But it’s unlikely this was a result of a lack of attention to detail. Some have blamed the streaming service itself for the weird visual glitch too, but the dead pixels might actually been a side effect of the unconventional camera and lens setup that Snyder chose for his second zombie movie.
While it’s clear that Army of the Dead isn’t boasting quite the same budget as Snyder’s DC superhero movie outings, the director’s highly-stylized camera work is still on full display throughout, especially when it comes to the dreamy depth of field employed for many scenes. Games Radar dug into how Snyder managed to create the out-of-focus “blur” effect you see throughout the movie, and came up with two answers: his use of the Canon 50mm f/.0.95 lens and his decision to not use a “stop” on the lens which caused it to get “overwhelmed by light sources.”
“The lenses were these Canon Dream lenses that were built in the 1960s,” Snyder elaborated in an interview with Cinema Blend. “Consumer lenses.

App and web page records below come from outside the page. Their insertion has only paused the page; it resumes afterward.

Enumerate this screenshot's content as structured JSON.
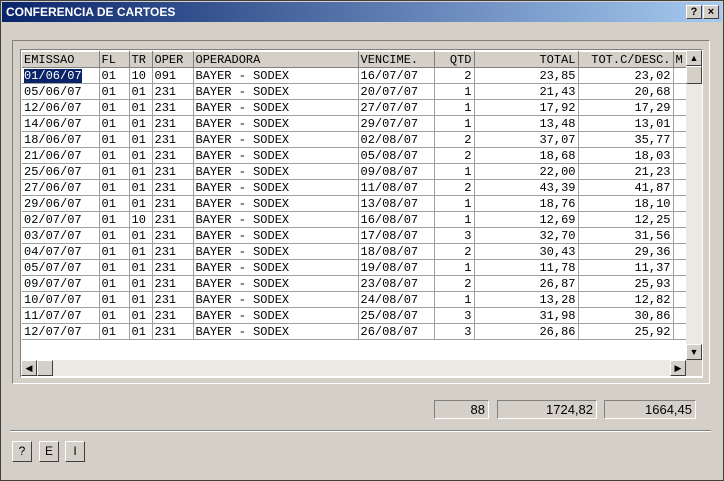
{
  "window": {
    "title": "CONFERENCIA DE CARTOES",
    "help_btn": "?",
    "close_btn": "×"
  },
  "table": {
    "columns": [
      "EMISSAO",
      "FL",
      "TR",
      "OPER",
      "OPERADORA",
      "VENCIME.",
      "QTD",
      "TOTAL",
      "TOT.C/DESC.",
      "M"
    ],
    "rows": [
      [
        "01/06/07",
        "01",
        "10",
        "091",
        "BAYER - SODEX",
        "16/07/07",
        "2",
        "23,85",
        "23,02",
        ""
      ],
      [
        "05/06/07",
        "01",
        "01",
        "231",
        "BAYER - SODEX",
        "20/07/07",
        "1",
        "21,43",
        "20,68",
        ""
      ],
      [
        "12/06/07",
        "01",
        "01",
        "231",
        "BAYER - SODEX",
        "27/07/07",
        "1",
        "17,92",
        "17,29",
        ""
      ],
      [
        "14/06/07",
        "01",
        "01",
        "231",
        "BAYER - SODEX",
        "29/07/07",
        "1",
        "13,48",
        "13,01",
        ""
      ],
      [
        "18/06/07",
        "01",
        "01",
        "231",
        "BAYER - SODEX",
        "02/08/07",
        "2",
        "37,07",
        "35,77",
        ""
      ],
      [
        "21/06/07",
        "01",
        "01",
        "231",
        "BAYER - SODEX",
        "05/08/07",
        "2",
        "18,68",
        "18,03",
        ""
      ],
      [
        "25/06/07",
        "01",
        "01",
        "231",
        "BAYER - SODEX",
        "09/08/07",
        "1",
        "22,00",
        "21,23",
        ""
      ],
      [
        "27/06/07",
        "01",
        "01",
        "231",
        "BAYER - SODEX",
        "11/08/07",
        "2",
        "43,39",
        "41,87",
        ""
      ],
      [
        "29/06/07",
        "01",
        "01",
        "231",
        "BAYER - SODEX",
        "13/08/07",
        "1",
        "18,76",
        "18,10",
        ""
      ],
      [
        "02/07/07",
        "01",
        "10",
        "231",
        "BAYER - SODEX",
        "16/08/07",
        "1",
        "12,69",
        "12,25",
        ""
      ],
      [
        "03/07/07",
        "01",
        "01",
        "231",
        "BAYER - SODEX",
        "17/08/07",
        "3",
        "32,70",
        "31,56",
        ""
      ],
      [
        "04/07/07",
        "01",
        "01",
        "231",
        "BAYER - SODEX",
        "18/08/07",
        "2",
        "30,43",
        "29,36",
        ""
      ],
      [
        "05/07/07",
        "01",
        "01",
        "231",
        "BAYER - SODEX",
        "19/08/07",
        "1",
        "11,78",
        "11,37",
        ""
      ],
      [
        "09/07/07",
        "01",
        "01",
        "231",
        "BAYER - SODEX",
        "23/08/07",
        "2",
        "26,87",
        "25,93",
        ""
      ],
      [
        "10/07/07",
        "01",
        "01",
        "231",
        "BAYER - SODEX",
        "24/08/07",
        "1",
        "13,28",
        "12,82",
        ""
      ],
      [
        "11/07/07",
        "01",
        "01",
        "231",
        "BAYER - SODEX",
        "25/08/07",
        "3",
        "31,98",
        "30,86",
        ""
      ],
      [
        "12/07/07",
        "01",
        "01",
        "231",
        "BAYER - SODEX",
        "26/08/07",
        "3",
        "26,86",
        "25,92",
        ""
      ]
    ]
  },
  "totals": {
    "qtd": "88",
    "total": "1724,82",
    "total_desc": "1664,45"
  },
  "buttons": {
    "help": "?",
    "e": "E",
    "i": "I"
  },
  "colors": {
    "titlebar_start": "#0a246a",
    "titlebar_end": "#a6caf0",
    "selection": "#0a246a"
  }
}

They open to a .95, so a really thin depth of field. That creates that thin, dreamlike, out-of-focus [imagery]. And the cameras were Red Monstros. … They’re from Red camera. Incredible cameras. I’m going to use them again, whenever I can. They’re just really amazing. So yeah, sophisticated, and this weird combination of super-high tech and super-low tech, and that feels like my wheelhouse. Taking the most high-tech thing and getting it dirty.”
Unfortunately, despite the top-of-the-line 8K camera, dead pixels still managed to sneak into a few shots, possibly due to the way light was hitting the much older lens. A Twitter users screen grabbed specific scene where the pixels were the most obvious:

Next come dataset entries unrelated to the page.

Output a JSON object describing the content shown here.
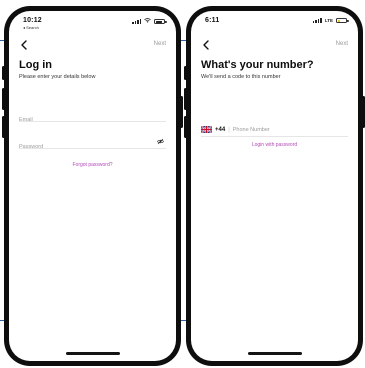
{
  "login_screen": {
    "status_time": "10:12",
    "status_back_app": "◂ Search",
    "back_icon": "chevron-left-icon",
    "next_label": "Next",
    "title": "Log in",
    "subtitle": "Please enter your details below",
    "email_placeholder": "Email",
    "password_placeholder": "Password",
    "password_toggle_icon": "eye-slash-icon",
    "forgot_password_label": "Forgot password?"
  },
  "phone_screen": {
    "status_time": "6:11",
    "network_label": "LTE",
    "back_icon": "chevron-left-icon",
    "next_label": "Next",
    "title": "What's your number?",
    "subtitle": "We'll send a code to this number",
    "flag_icon": "uk-flag-icon",
    "dial_code": "+44",
    "phone_placeholder": "Phone Number",
    "login_with_password_label": "Login with password"
  },
  "colors": {
    "accent_link": "#b44bb8",
    "phone_frame": "#0e0e0e",
    "guide_line": "#2f5fb3",
    "battery_low": "#f0c419"
  }
}
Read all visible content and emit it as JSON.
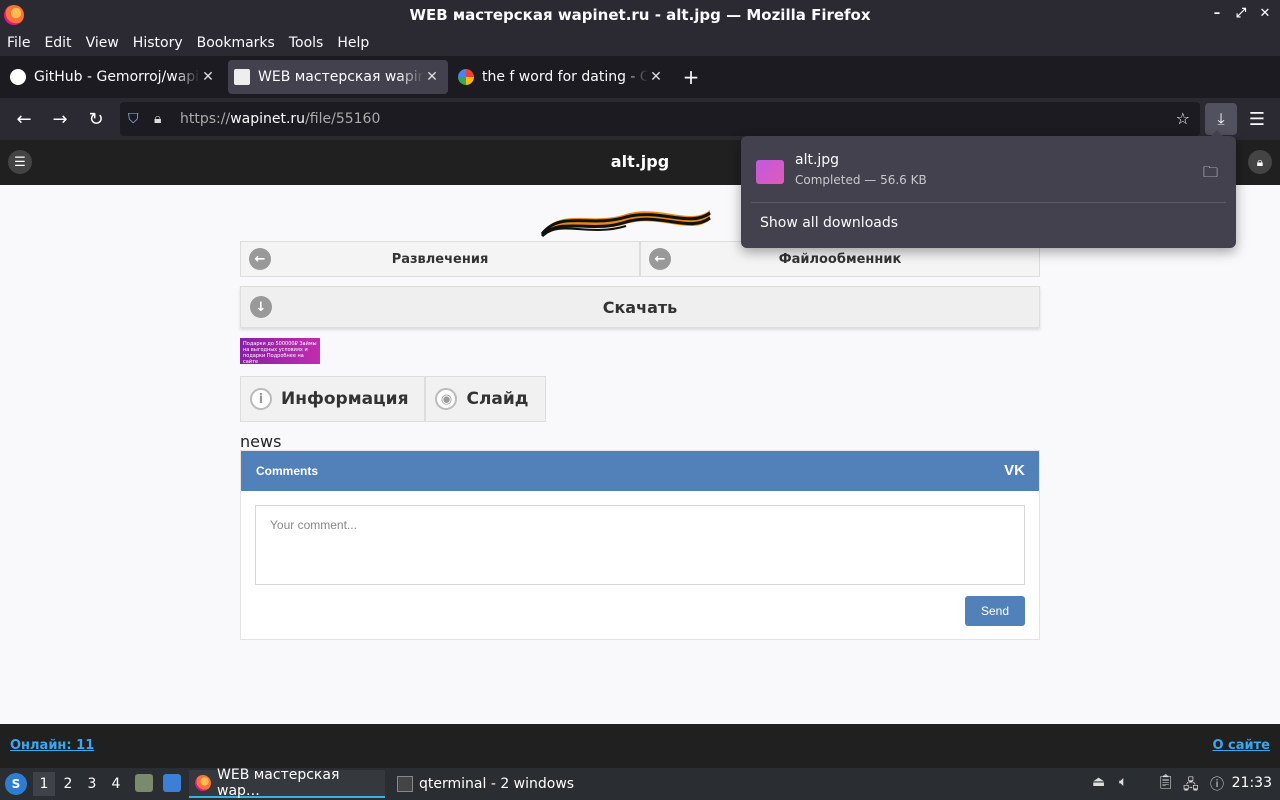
{
  "window": {
    "title": "WEB мастерская wapinet.ru - alt.jpg — Mozilla Firefox",
    "controls": [
      "–",
      "⤢",
      "✕"
    ]
  },
  "menubar": [
    "File",
    "Edit",
    "View",
    "History",
    "Bookmarks",
    "Tools",
    "Help"
  ],
  "tabs": [
    {
      "label": "GitHub - Gemorroj/wapinet",
      "icon": "github-icon"
    },
    {
      "label": "WEB мастерская wapinet.ru",
      "icon": "wapinet-icon",
      "active": true
    },
    {
      "label": "the f word for dating - Google",
      "icon": "google-icon"
    }
  ],
  "navbar": {
    "url_proto": "https://",
    "url_host": "wapinet.ru",
    "url_path": "/file/55160"
  },
  "page": {
    "header_title": "alt.jpg",
    "nav_left": "Развлечения",
    "nav_right": "Файлообменник",
    "download_label": "Скачать",
    "banner_text": "Подарки до 500000₽ Займы на выгодных условиях и подарки Подробнее на сайте",
    "info_tab": "Информация",
    "slide_tab": "Слайд",
    "news_label": "news",
    "comments": {
      "title": "Comments",
      "vk_logo": "VK",
      "placeholder": "Your comment...",
      "send_label": "Send"
    },
    "footer_online": "Онлайн: 11",
    "footer_about": "О сайте"
  },
  "downloads_panel": {
    "file_name": "alt.jpg",
    "status": "Completed — 56.6 KB",
    "show_all": "Show all downloads"
  },
  "taskbar": {
    "workspaces": [
      "1",
      "2",
      "3",
      "4"
    ],
    "tasks": [
      {
        "label": "WEB мастерская wap…",
        "icon": "firefox-icon",
        "active": true
      },
      {
        "label": "qterminal - 2 windows",
        "icon": "terminal-icon"
      }
    ],
    "clock": "21:33"
  },
  "colors": {
    "firefox_chrome": "#2b2a33",
    "tabstrip": "#1c1b22",
    "vk_blue": "#5181b8",
    "link_blue": "#3aa8f0"
  }
}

Could these broken pixels have been corrected in post-production? Not necessarily, a VFX expert told Variety: “If auto-processing was not available for the given camera settings or was turned off to keep the workflow as ‘analog’ as possible, it would likely preserve these dead pixels.”
Basically, the damage may have already been done while filming and there was nothing to be done while editing the movie. But worth it for the film’s unique visual style?